> _Problem details_
Would you please write out each entry precisely as given?

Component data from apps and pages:
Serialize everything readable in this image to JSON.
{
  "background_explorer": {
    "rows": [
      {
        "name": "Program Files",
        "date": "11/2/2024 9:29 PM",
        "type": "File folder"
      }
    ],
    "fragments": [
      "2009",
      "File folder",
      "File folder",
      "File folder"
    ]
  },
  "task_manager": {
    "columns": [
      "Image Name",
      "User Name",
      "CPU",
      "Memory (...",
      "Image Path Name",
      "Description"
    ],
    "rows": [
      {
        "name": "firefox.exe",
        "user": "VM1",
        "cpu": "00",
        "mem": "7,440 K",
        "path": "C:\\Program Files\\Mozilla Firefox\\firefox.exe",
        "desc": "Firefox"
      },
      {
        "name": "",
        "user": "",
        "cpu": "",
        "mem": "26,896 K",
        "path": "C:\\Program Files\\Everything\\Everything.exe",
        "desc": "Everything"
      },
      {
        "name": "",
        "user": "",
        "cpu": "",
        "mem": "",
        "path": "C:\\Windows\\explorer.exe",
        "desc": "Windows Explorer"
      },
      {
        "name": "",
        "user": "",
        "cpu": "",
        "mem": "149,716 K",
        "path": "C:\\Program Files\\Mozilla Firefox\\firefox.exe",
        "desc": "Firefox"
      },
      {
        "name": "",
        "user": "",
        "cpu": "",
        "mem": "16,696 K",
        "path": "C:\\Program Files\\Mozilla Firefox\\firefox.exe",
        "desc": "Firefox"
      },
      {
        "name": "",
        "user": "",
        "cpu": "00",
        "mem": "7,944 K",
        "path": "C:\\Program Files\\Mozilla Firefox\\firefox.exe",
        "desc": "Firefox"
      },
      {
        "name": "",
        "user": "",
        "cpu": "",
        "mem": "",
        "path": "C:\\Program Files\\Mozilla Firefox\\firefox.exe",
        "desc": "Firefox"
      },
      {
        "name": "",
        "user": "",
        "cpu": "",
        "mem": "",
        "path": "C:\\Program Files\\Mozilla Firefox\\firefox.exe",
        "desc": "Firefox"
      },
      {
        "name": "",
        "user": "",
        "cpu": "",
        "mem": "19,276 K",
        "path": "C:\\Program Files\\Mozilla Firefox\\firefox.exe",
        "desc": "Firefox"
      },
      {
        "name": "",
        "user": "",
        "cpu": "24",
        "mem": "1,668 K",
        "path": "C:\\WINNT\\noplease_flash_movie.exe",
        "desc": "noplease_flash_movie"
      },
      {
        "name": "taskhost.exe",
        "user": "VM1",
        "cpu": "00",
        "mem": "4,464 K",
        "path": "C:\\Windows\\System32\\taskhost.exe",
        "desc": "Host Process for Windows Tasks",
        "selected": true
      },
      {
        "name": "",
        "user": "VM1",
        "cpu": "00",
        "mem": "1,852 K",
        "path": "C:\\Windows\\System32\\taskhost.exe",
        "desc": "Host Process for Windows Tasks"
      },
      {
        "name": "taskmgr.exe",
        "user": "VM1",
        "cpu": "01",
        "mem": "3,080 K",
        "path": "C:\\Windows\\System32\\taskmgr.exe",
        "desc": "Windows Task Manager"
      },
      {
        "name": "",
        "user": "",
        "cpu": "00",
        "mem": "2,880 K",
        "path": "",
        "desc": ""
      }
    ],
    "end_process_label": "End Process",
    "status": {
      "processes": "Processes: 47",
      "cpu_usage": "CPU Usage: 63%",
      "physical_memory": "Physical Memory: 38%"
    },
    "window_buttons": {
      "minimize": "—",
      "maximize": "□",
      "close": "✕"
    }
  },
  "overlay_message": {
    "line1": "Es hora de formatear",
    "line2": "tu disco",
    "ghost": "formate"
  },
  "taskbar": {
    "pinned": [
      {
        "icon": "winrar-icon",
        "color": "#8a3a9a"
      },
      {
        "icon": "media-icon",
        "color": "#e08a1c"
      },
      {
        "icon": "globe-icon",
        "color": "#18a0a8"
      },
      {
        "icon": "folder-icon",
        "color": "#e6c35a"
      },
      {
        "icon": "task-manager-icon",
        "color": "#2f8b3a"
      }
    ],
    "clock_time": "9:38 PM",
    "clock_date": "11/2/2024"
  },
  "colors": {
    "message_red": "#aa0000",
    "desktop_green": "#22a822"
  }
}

> _Reply_
Serialize everything readable in this image to JSON.
{
  "background_explorer": {
    "rows": [
      {
        "name": "Program Files",
        "date": "11/2/2024 9:29 PM",
        "type": "File folder"
      }
    ],
    "fragments": [
      "2009",
      "File folder",
      "File folder",
      "File folder"
    ]
  },
  "task_manager": {
    "columns": [
      "Image Name",
      "User Name",
      "CPU",
      "Memory (...",
      "Image Path Name",
      "Description"
    ],
    "rows": [
      {
        "name": "firefox.exe",
        "user": "VM1",
        "cpu": "00",
        "mem": "7,440 K",
        "path": "C:\\Program Files\\Mozilla Firefox\\firefox.exe",
        "desc": "Firefox"
      },
      {
        "name": "",
        "user": "",
        "cpu": "",
        "mem": "26,896 K",
        "path": "C:\\Program Files\\Everything\\Everything.exe",
        "desc": "Everything"
      },
      {
        "name": "",
        "user": "",
        "cpu": "",
        "mem": "",
        "path": "C:\\Windows\\explorer.exe",
        "desc": "Windows Explorer"
      },
      {
        "name": "",
        "user": "",
        "cpu": "",
        "mem": "149,716 K",
        "path": "C:\\Program Files\\Mozilla Firefox\\firefox.exe",
        "desc": "Firefox"
      },
      {
        "name": "",
        "user": "",
        "cpu": "",
        "mem": "16,696 K",
        "path": "C:\\Program Files\\Mozilla Firefox\\firefox.exe",
        "desc": "Firefox"
      },
      {
        "name": "",
        "user": "",
        "cpu": "00",
        "mem": "7,944 K",
        "path": "C:\\Program Files\\Mozilla Firefox\\firefox.exe",
        "desc": "Firefox"
      },
      {
        "name": "",
        "user": "",
        "cpu": "",
        "mem": "",
        "path": "C:\\Program Files\\Mozilla Firefox\\firefox.exe",
        "desc": "Firefox"
      },
      {
        "name": "",
        "user": "",
        "cpu": "",
        "mem": "",
        "path": "C:\\Program Files\\Mozilla Firefox\\firefox.exe",
        "desc": "Firefox"
      },
      {
        "name": "",
        "user": "",
        "cpu": "",
        "mem": "19,276 K",
        "path": "C:\\Program Files\\Mozilla Firefox\\firefox.exe",
        "desc": "Firefox"
      },
      {
        "name": "",
        "user": "",
        "cpu": "24",
        "mem": "1,668 K",
        "path": "C:\\WINNT\\noplease_flash_movie.exe",
        "desc": "noplease_flash_movie"
      },
      {
        "name": "taskhost.exe",
        "user": "VM1",
        "cpu": "00",
        "mem": "4,464 K",
        "path": "C:\\Windows\\System32\\taskhost.exe",
        "desc": "Host Process for Windows Tasks",
        "selected": true
      },
      {
        "name": "",
        "user": "VM1",
        "cpu": "00",
        "mem": "1,852 K",
        "path": "C:\\Windows\\System32\\taskhost.exe",
        "desc": "Host Process for Windows Tasks"
      },
      {
        "name": "taskmgr.exe",
        "user": "VM1",
        "cpu": "01",
        "mem": "3,080 K",
        "path": "C:\\Windows\\System32\\taskmgr.exe",
        "desc": "Windows Task Manager"
      },
      {
        "name": "",
        "user": "",
        "cpu": "00",
        "mem": "2,880 K",
        "path": "",
        "desc": ""
      }
    ],
    "end_process_label": "End Process",
    "status": {
      "processes": "Processes: 47",
      "cpu_usage": "CPU Usage: 63%",
      "physical_memory": "Physical Memory: 38%"
    },
    "window_buttons": {
      "minimize": "—",
      "maximize": "□",
      "close": "✕"
    }
  },
  "overlay_message": {
    "line1": "Es hora de formatear",
    "line2": "tu disco",
    "ghost": "formate"
  },
  "taskbar": {
    "pinned": [
      {
        "icon": "winrar-icon",
        "color": "#8a3a9a"
      },
      {
        "icon": "media-icon",
        "color": "#e08a1c"
      },
      {
        "icon": "globe-icon",
        "color": "#18a0a8"
      },
      {
        "icon": "folder-icon",
        "color": "#e6c35a"
      },
      {
        "icon": "task-manager-icon",
        "color": "#2f8b3a"
      }
    ],
    "clock_time": "9:38 PM",
    "clock_date": "11/2/2024"
  },
  "colors": {
    "message_red": "#aa0000",
    "desktop_green": "#22a822"
  }
}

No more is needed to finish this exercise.